## TASK GOAL
Read the entries below and pull out each line with the string "JSON".

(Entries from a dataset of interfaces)
══════════
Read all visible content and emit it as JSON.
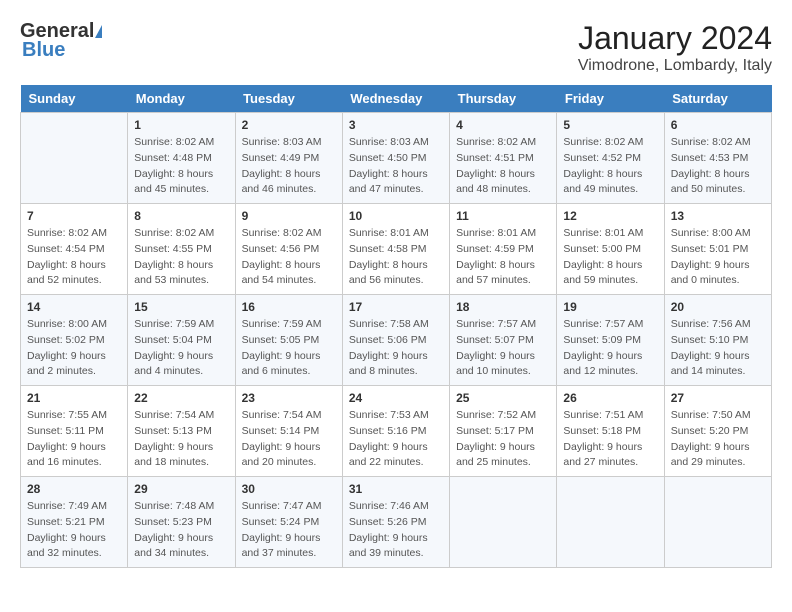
{
  "header": {
    "logo_general": "General",
    "logo_blue": "Blue",
    "month_title": "January 2024",
    "location": "Vimodrone, Lombardy, Italy"
  },
  "days_of_week": [
    "Sunday",
    "Monday",
    "Tuesday",
    "Wednesday",
    "Thursday",
    "Friday",
    "Saturday"
  ],
  "weeks": [
    [
      {
        "day": "",
        "info": ""
      },
      {
        "day": "1",
        "info": "Sunrise: 8:02 AM\nSunset: 4:48 PM\nDaylight: 8 hours\nand 45 minutes."
      },
      {
        "day": "2",
        "info": "Sunrise: 8:03 AM\nSunset: 4:49 PM\nDaylight: 8 hours\nand 46 minutes."
      },
      {
        "day": "3",
        "info": "Sunrise: 8:03 AM\nSunset: 4:50 PM\nDaylight: 8 hours\nand 47 minutes."
      },
      {
        "day": "4",
        "info": "Sunrise: 8:02 AM\nSunset: 4:51 PM\nDaylight: 8 hours\nand 48 minutes."
      },
      {
        "day": "5",
        "info": "Sunrise: 8:02 AM\nSunset: 4:52 PM\nDaylight: 8 hours\nand 49 minutes."
      },
      {
        "day": "6",
        "info": "Sunrise: 8:02 AM\nSunset: 4:53 PM\nDaylight: 8 hours\nand 50 minutes."
      }
    ],
    [
      {
        "day": "7",
        "info": "Sunrise: 8:02 AM\nSunset: 4:54 PM\nDaylight: 8 hours\nand 52 minutes."
      },
      {
        "day": "8",
        "info": "Sunrise: 8:02 AM\nSunset: 4:55 PM\nDaylight: 8 hours\nand 53 minutes."
      },
      {
        "day": "9",
        "info": "Sunrise: 8:02 AM\nSunset: 4:56 PM\nDaylight: 8 hours\nand 54 minutes."
      },
      {
        "day": "10",
        "info": "Sunrise: 8:01 AM\nSunset: 4:58 PM\nDaylight: 8 hours\nand 56 minutes."
      },
      {
        "day": "11",
        "info": "Sunrise: 8:01 AM\nSunset: 4:59 PM\nDaylight: 8 hours\nand 57 minutes."
      },
      {
        "day": "12",
        "info": "Sunrise: 8:01 AM\nSunset: 5:00 PM\nDaylight: 8 hours\nand 59 minutes."
      },
      {
        "day": "13",
        "info": "Sunrise: 8:00 AM\nSunset: 5:01 PM\nDaylight: 9 hours\nand 0 minutes."
      }
    ],
    [
      {
        "day": "14",
        "info": "Sunrise: 8:00 AM\nSunset: 5:02 PM\nDaylight: 9 hours\nand 2 minutes."
      },
      {
        "day": "15",
        "info": "Sunrise: 7:59 AM\nSunset: 5:04 PM\nDaylight: 9 hours\nand 4 minutes."
      },
      {
        "day": "16",
        "info": "Sunrise: 7:59 AM\nSunset: 5:05 PM\nDaylight: 9 hours\nand 6 minutes."
      },
      {
        "day": "17",
        "info": "Sunrise: 7:58 AM\nSunset: 5:06 PM\nDaylight: 9 hours\nand 8 minutes."
      },
      {
        "day": "18",
        "info": "Sunrise: 7:57 AM\nSunset: 5:07 PM\nDaylight: 9 hours\nand 10 minutes."
      },
      {
        "day": "19",
        "info": "Sunrise: 7:57 AM\nSunset: 5:09 PM\nDaylight: 9 hours\nand 12 minutes."
      },
      {
        "day": "20",
        "info": "Sunrise: 7:56 AM\nSunset: 5:10 PM\nDaylight: 9 hours\nand 14 minutes."
      }
    ],
    [
      {
        "day": "21",
        "info": "Sunrise: 7:55 AM\nSunset: 5:11 PM\nDaylight: 9 hours\nand 16 minutes."
      },
      {
        "day": "22",
        "info": "Sunrise: 7:54 AM\nSunset: 5:13 PM\nDaylight: 9 hours\nand 18 minutes."
      },
      {
        "day": "23",
        "info": "Sunrise: 7:54 AM\nSunset: 5:14 PM\nDaylight: 9 hours\nand 20 minutes."
      },
      {
        "day": "24",
        "info": "Sunrise: 7:53 AM\nSunset: 5:16 PM\nDaylight: 9 hours\nand 22 minutes."
      },
      {
        "day": "25",
        "info": "Sunrise: 7:52 AM\nSunset: 5:17 PM\nDaylight: 9 hours\nand 25 minutes."
      },
      {
        "day": "26",
        "info": "Sunrise: 7:51 AM\nSunset: 5:18 PM\nDaylight: 9 hours\nand 27 minutes."
      },
      {
        "day": "27",
        "info": "Sunrise: 7:50 AM\nSunset: 5:20 PM\nDaylight: 9 hours\nand 29 minutes."
      }
    ],
    [
      {
        "day": "28",
        "info": "Sunrise: 7:49 AM\nSunset: 5:21 PM\nDaylight: 9 hours\nand 32 minutes."
      },
      {
        "day": "29",
        "info": "Sunrise: 7:48 AM\nSunset: 5:23 PM\nDaylight: 9 hours\nand 34 minutes."
      },
      {
        "day": "30",
        "info": "Sunrise: 7:47 AM\nSunset: 5:24 PM\nDaylight: 9 hours\nand 37 minutes."
      },
      {
        "day": "31",
        "info": "Sunrise: 7:46 AM\nSunset: 5:26 PM\nDaylight: 9 hours\nand 39 minutes."
      },
      {
        "day": "",
        "info": ""
      },
      {
        "day": "",
        "info": ""
      },
      {
        "day": "",
        "info": ""
      }
    ]
  ]
}
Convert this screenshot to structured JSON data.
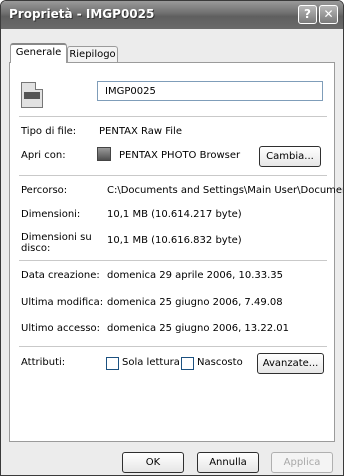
{
  "window": {
    "title": "Proprietà - IMGP0025"
  },
  "titlebar_buttons": {
    "help": "?",
    "close": "✕"
  },
  "tabs": [
    {
      "label": "Generale"
    },
    {
      "label": "Riepilogo"
    }
  ],
  "file": {
    "name": "IMGP0025"
  },
  "properties": {
    "type": {
      "label": "Tipo di file:",
      "value": "PENTAX Raw File"
    },
    "open_with": {
      "label": "Apri con:",
      "value": "PENTAX PHOTO Browser",
      "button": "Cambia..."
    },
    "path": {
      "label": "Percorso:",
      "value": "C:\\Documents and Settings\\Main User\\Documer"
    },
    "size": {
      "label": "Dimensioni:",
      "value": "10,1 MB (10.614.217 byte)"
    },
    "disk_size": {
      "label_line1": "Dimensioni su",
      "label_line2": "disco:",
      "value": "10,1 MB (10.616.832 byte)"
    },
    "created": {
      "label": "Data creazione:",
      "value": "domenica 29 aprile 2006, 10.33.35"
    },
    "modified": {
      "label": "Ultima modifica:",
      "value": "domenica 25 giugno 2006, 7.49.08"
    },
    "accessed": {
      "label": "Ultimo accesso:",
      "value": "domenica 25 giugno 2006, 13.22.01"
    }
  },
  "attributes": {
    "label": "Attributi:",
    "readonly": {
      "label": "Sola lettura",
      "checked": false
    },
    "hidden": {
      "label": "Nascosto",
      "checked": false
    },
    "advanced_button": "Avanzate..."
  },
  "footer": {
    "ok": "OK",
    "cancel": "Annulla",
    "apply": "Applica"
  }
}
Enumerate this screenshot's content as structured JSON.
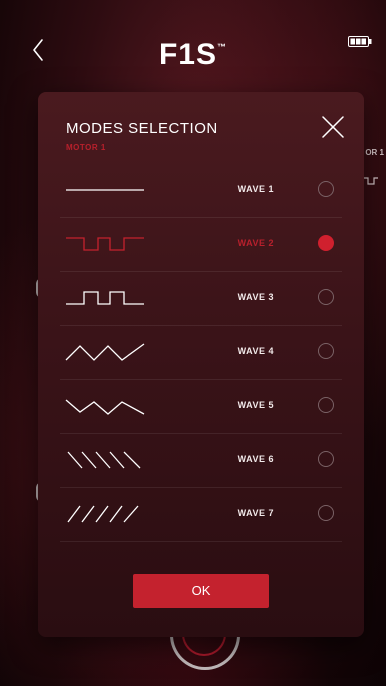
{
  "header": {
    "brand": "F1S",
    "brand_mark": "™",
    "back_icon": "chevron-left-icon",
    "battery_icon": "battery-icon"
  },
  "background": {
    "peek_label": "OR 1"
  },
  "modal": {
    "title": "MODES SELECTION",
    "subtitle": "MOTOR 1",
    "close_icon": "close-icon",
    "ok_label": "OK",
    "accent_color": "#c4222e",
    "items": [
      {
        "label": "WAVE 1",
        "wave": "flat",
        "selected": false
      },
      {
        "label": "WAVE 2",
        "wave": "pulse-low",
        "selected": true
      },
      {
        "label": "WAVE 3",
        "wave": "pulse-high",
        "selected": false
      },
      {
        "label": "WAVE 4",
        "wave": "triangle",
        "selected": false
      },
      {
        "label": "WAVE 5",
        "wave": "triangle-inverted",
        "selected": false
      },
      {
        "label": "WAVE 6",
        "wave": "sawtooth-down",
        "selected": false
      },
      {
        "label": "WAVE 7",
        "wave": "sawtooth-up",
        "selected": false
      }
    ]
  }
}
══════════
## EXERCISE OUTPUT
Read all visible content and emit it as JSON.
Convert this screenshot to structured JSON data.
Enumerate this screenshot's content as structured JSON.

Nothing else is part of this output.